Key city councilmembers to attend as nannies and housecleaners launch Seattle Domestic Workers Alliance, kick-off campaign to raise standards in industry
Nannies, house cleaners and other domestic workers from across the city will gather Thursday evening to launch the Seattle Domestic Workers Alliance. Joined by several key City Councilmembers, they’ll kick off their campaign for a citywide Domestic Workers' Bill of Rights which:
- Ensures all domestic workers are covered by all our basic workers’ rights laws.
- Guarantees written employment contracts for all domestic workers.
- Establishes an official city commission which includes domestic workers and has the power to set legally-binding industry standards on wages, benefits, and working conditions.
Who: Nannies, housecleaners, cash paid homecare aides, and other members of the Seattle Domestic Workers Alliance, joined by City Councilmembers Lorena González, Lisa Herbold, and Teresa Mosqueda.
What: Campaign kick-off for a Seattle Domestic Workers' Bill of Rights. Domestic workers will launch the Seattle Domestic Workers Alliance, share their stories, and call for change. Several city councilmembers and a representative of the mayor’s office will attend to offer brief remarks.
Where: Auditorium at 719 3rd Avenue in downtown Seattle, between Cherry & Columbia.
When: 6:30 pm, Thursday, December 7, 2017. Contact Sage Wilson at Working Washington at email@example.com if you would like to arrange an interview in advance of Thursday evening.

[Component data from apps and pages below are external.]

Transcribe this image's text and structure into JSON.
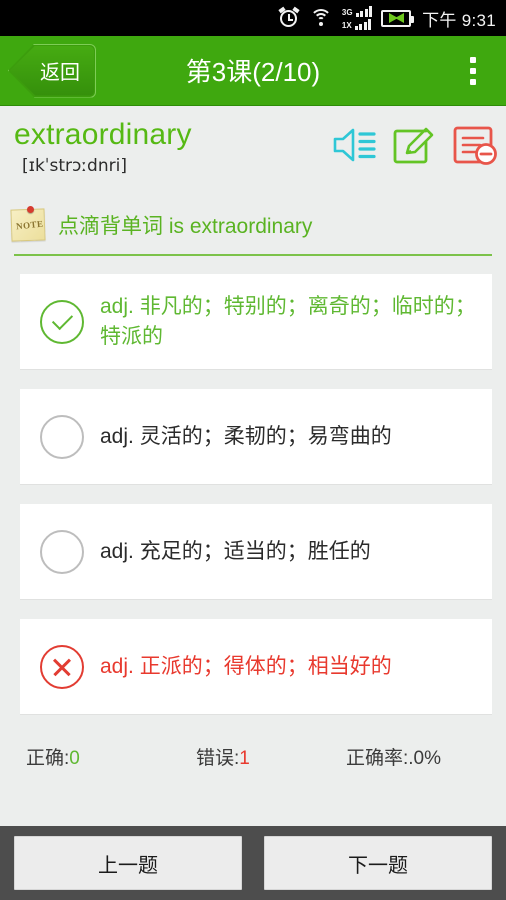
{
  "statusbar": {
    "time": "下午 9:31",
    "signal_3g_label": "3G",
    "signal_1x_label": "1X",
    "icons": [
      "alarm-clock-icon",
      "wifi-icon",
      "signal-icon",
      "battery-charging-icon"
    ]
  },
  "actionbar": {
    "back_label": "返回",
    "title": "第3课(2/10)",
    "overflow_label": "更多"
  },
  "word_header": {
    "word": "extraordinary",
    "phonetic": "[ɪkˈstrɔːdnri]",
    "icons": [
      {
        "name": "speaker-sound-icon",
        "color": "#2ec7d6"
      },
      {
        "name": "edit-pencil-icon",
        "color": "#63c425"
      },
      {
        "name": "remove-note-icon",
        "color": "#e8554a"
      }
    ]
  },
  "note": {
    "icon_text": "NOTE",
    "sentence": "点滴背单词 is extraordinary"
  },
  "options": [
    {
      "state": "correct",
      "mark": "check-circle-icon",
      "text": "adj. 非凡的；特别的；离奇的；临时的；特派的"
    },
    {
      "state": "neutral",
      "mark": "empty-circle-icon",
      "text": "adj. 灵活的；柔韧的；易弯曲的"
    },
    {
      "state": "neutral",
      "mark": "empty-circle-icon",
      "text": "adj. 充足的；适当的；胜任的"
    },
    {
      "state": "wrong",
      "mark": "cross-circle-icon",
      "text": "adj. 正派的；得体的；相当好的"
    }
  ],
  "stats": {
    "correct_label": "正确:",
    "correct_value": "0",
    "wrong_label": "错误:",
    "wrong_value": "1",
    "rate_label": "正确率:",
    "rate_value": ".0%"
  },
  "bottombar": {
    "prev_label": "上一题",
    "next_label": "下一题"
  },
  "colors": {
    "brand_green": "#3fa80f",
    "accent_green": "#5fb832",
    "error_red": "#e8392e",
    "statusbar_bg": "#000000",
    "bottombar_bg": "#4d4d4d"
  }
}
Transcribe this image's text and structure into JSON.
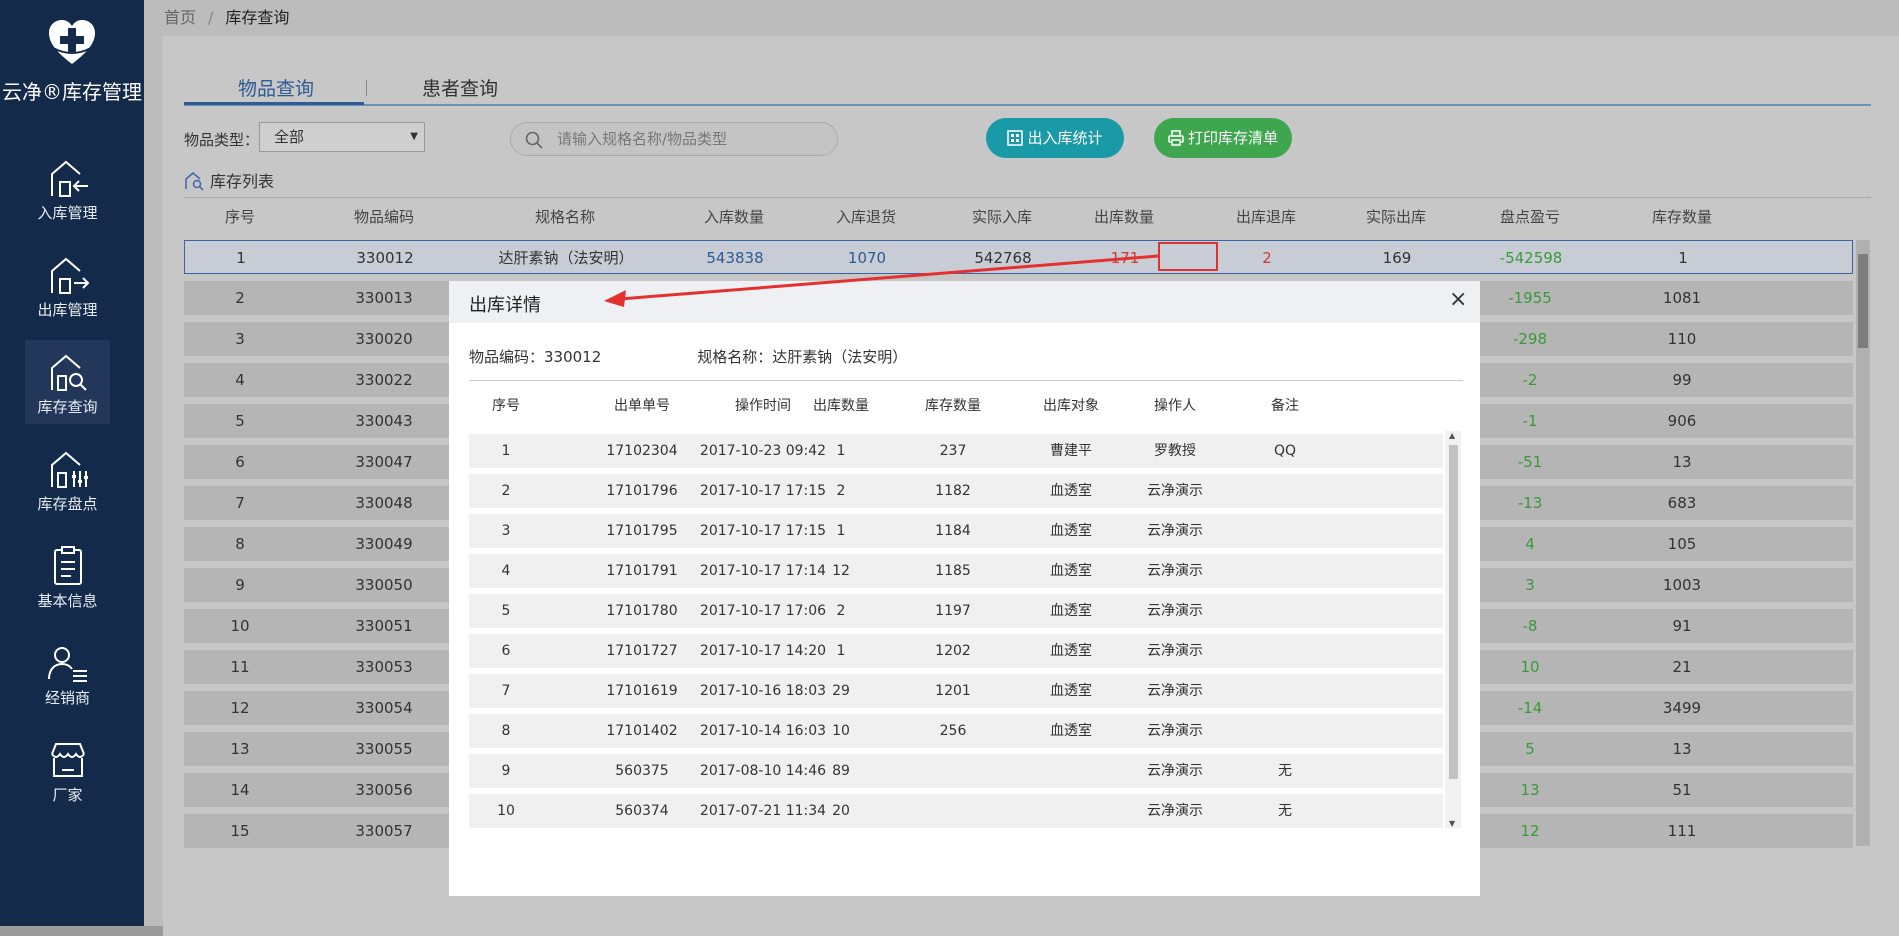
{
  "sidebar": {
    "app_title": "云净®库存管理",
    "items": [
      {
        "label": "入库管理",
        "icon": "inbound-icon"
      },
      {
        "label": "出库管理",
        "icon": "outbound-icon"
      },
      {
        "label": "库存查询",
        "icon": "inventory-search-icon",
        "active": true
      },
      {
        "label": "库存盘点",
        "icon": "stocktake-icon"
      },
      {
        "label": "基本信息",
        "icon": "clipboard-icon"
      },
      {
        "label": "经销商",
        "icon": "dealer-icon"
      },
      {
        "label": "厂家",
        "icon": "factory-icon"
      }
    ]
  },
  "breadcrumb": {
    "home": "首页",
    "sep": "/",
    "current": "库存查询"
  },
  "tabs": [
    "物品查询",
    "患者查询"
  ],
  "filter": {
    "label": "物品类型：",
    "value": "全部"
  },
  "search": {
    "placeholder": "请输入规格名称/物品类型"
  },
  "buttons": {
    "stats": "出入库统计",
    "print": "打印库存清单"
  },
  "list_title": "库存列表",
  "table": {
    "columns": [
      "序号",
      "物品编码",
      "规格名称",
      "入库数量",
      "入库退货",
      "实际入库",
      "出库数量",
      "出库退库",
      "实际出库",
      "盘点盈亏",
      "库存数量"
    ],
    "rows": [
      {
        "no": "1",
        "code": "330012",
        "name": "达肝素钠（法安明）",
        "in_qty": "543838",
        "in_ret": "1070",
        "in_real": "542768",
        "out_qty": "171",
        "out_ret": "2",
        "out_real": "169",
        "diff": "-542598",
        "stock": "1"
      },
      {
        "no": "2",
        "code": "330013",
        "diff": "-1955",
        "stock": "1081"
      },
      {
        "no": "3",
        "code": "330020",
        "diff": "-298",
        "stock": "110"
      },
      {
        "no": "4",
        "code": "330022",
        "diff": "-2",
        "stock": "99"
      },
      {
        "no": "5",
        "code": "330043",
        "diff": "-1",
        "stock": "906"
      },
      {
        "no": "6",
        "code": "330047",
        "diff": "-51",
        "stock": "13"
      },
      {
        "no": "7",
        "code": "330048",
        "diff": "-13",
        "stock": "683"
      },
      {
        "no": "8",
        "code": "330049",
        "diff": "4",
        "stock": "105"
      },
      {
        "no": "9",
        "code": "330050",
        "diff": "3",
        "stock": "1003"
      },
      {
        "no": "10",
        "code": "330051",
        "diff": "-8",
        "stock": "91"
      },
      {
        "no": "11",
        "code": "330053",
        "diff": "10",
        "stock": "21"
      },
      {
        "no": "12",
        "code": "330054",
        "diff": "-14",
        "stock": "3499"
      },
      {
        "no": "13",
        "code": "330055",
        "diff": "5",
        "stock": "13"
      },
      {
        "no": "14",
        "code": "330056",
        "diff": "13",
        "stock": "51"
      },
      {
        "no": "15",
        "code": "330057",
        "diff": "12",
        "stock": "111"
      }
    ]
  },
  "modal": {
    "title": "出库详情",
    "close": "×",
    "code_label": "物品编码：330012",
    "name_label": "规格名称：达肝素钠（法安明）",
    "columns": [
      "序号",
      "出单单号",
      "操作时间",
      "出库数量",
      "库存数量",
      "出库对象",
      "操作人",
      "备注"
    ],
    "rows": [
      [
        "1",
        "17102304",
        "2017-10-23 09:42",
        "1",
        "237",
        "曹建平",
        "罗教授",
        "QQ"
      ],
      [
        "2",
        "17101796",
        "2017-10-17 17:15",
        "2",
        "1182",
        "血透室",
        "云净演示",
        ""
      ],
      [
        "3",
        "17101795",
        "2017-10-17 17:15",
        "1",
        "1184",
        "血透室",
        "云净演示",
        ""
      ],
      [
        "4",
        "17101791",
        "2017-10-17 17:14",
        "12",
        "1185",
        "血透室",
        "云净演示",
        ""
      ],
      [
        "5",
        "17101780",
        "2017-10-17 17:06",
        "2",
        "1197",
        "血透室",
        "云净演示",
        ""
      ],
      [
        "6",
        "17101727",
        "2017-10-17 14:20",
        "1",
        "1202",
        "血透室",
        "云净演示",
        ""
      ],
      [
        "7",
        "17101619",
        "2017-10-16 18:03",
        "29",
        "1201",
        "血透室",
        "云净演示",
        ""
      ],
      [
        "8",
        "17101402",
        "2017-10-14 16:03",
        "10",
        "256",
        "血透室",
        "云净演示",
        ""
      ],
      [
        "9",
        "560375",
        "2017-08-10 14:46",
        "89",
        "",
        "",
        "云净演示",
        "无"
      ],
      [
        "10",
        "560374",
        "2017-07-21 11:34",
        "20",
        "",
        "",
        "云净演示",
        "无"
      ]
    ]
  },
  "colors": {
    "sidebar": "#142a4a",
    "accent": "#2e5b93",
    "highlight": "#e03030",
    "positive": "#3a9a3a",
    "negative": "#c83a3a"
  }
}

Currently, thousands of nannies, house cleaners, cash paid home care aides, and other domestic workers in Seattle don’t get the full protections of our workers’ rights laws. Few have access to basic benefits like healthcare and retirement. Some types of domestic workers are specifically excluded from the laws that provide these rights and benefits, and for many others the rights spelled out in the law simply aren’t realities on the job. Seattle domestic workers are calling for a Domestic Workers' Bill of Rights that will raise standards and address the inequities faced by a workforce that's mostly women and disproportionately people of color.
Thursday’s kick-off comes after months of organizing and outreach. Nannies raised these issues at several mayoral debates this summer, and as a candidate for office, Mayor Durkan repeatedly stated the need for a Domestic Workers' Bill of Rights, and the importance of enforcing labor standards for all workers. Her campaign later issued a policy paper promising that a Domestic Workers’ Bill of Rights would be a top priority. In the week before the election, nannies and house cleaners leading the Seattle Domestic Workers Alliance met with Mayor Durkan, and she signed on in commitment to work with them to pass a Domestic Workers’ Bill of Rights during her first year in office.
The Seattle Domestic Workers Alliance (SDWA) unites nannies, house cleaners, and other domestic workers across Seattle. Workers have established SDWA a project of Working Washington, with support from Casa Latina, SEIU 775, and the National Domestic Workers Alliance.
Contact: Sage Wilson, Working Washington: firstname.lastname@example.org
Working Washington is the voice for workers in our state. Working Washington fast food strikers sparked the fight that won Seattle’s first-in-the-nation $15 minimum wage. Working Washington baristas and fast food workers led the successful campaign for secure scheduling in Seattle, and our members across the state helped drive forward Initiative 1433 to raise the minimum wage and provide paid sick days. We successfully drove Amazon to sever ties with the right-wing lobby group ALEC and improve conditions in their sweatshop warehouses, and got Starbucks to address inequities in their corporate parental leave policy. And we made history once again with the landmark statewide paid family leave law passed earlier this year. For more information, including our press kit, visit workingWA.org.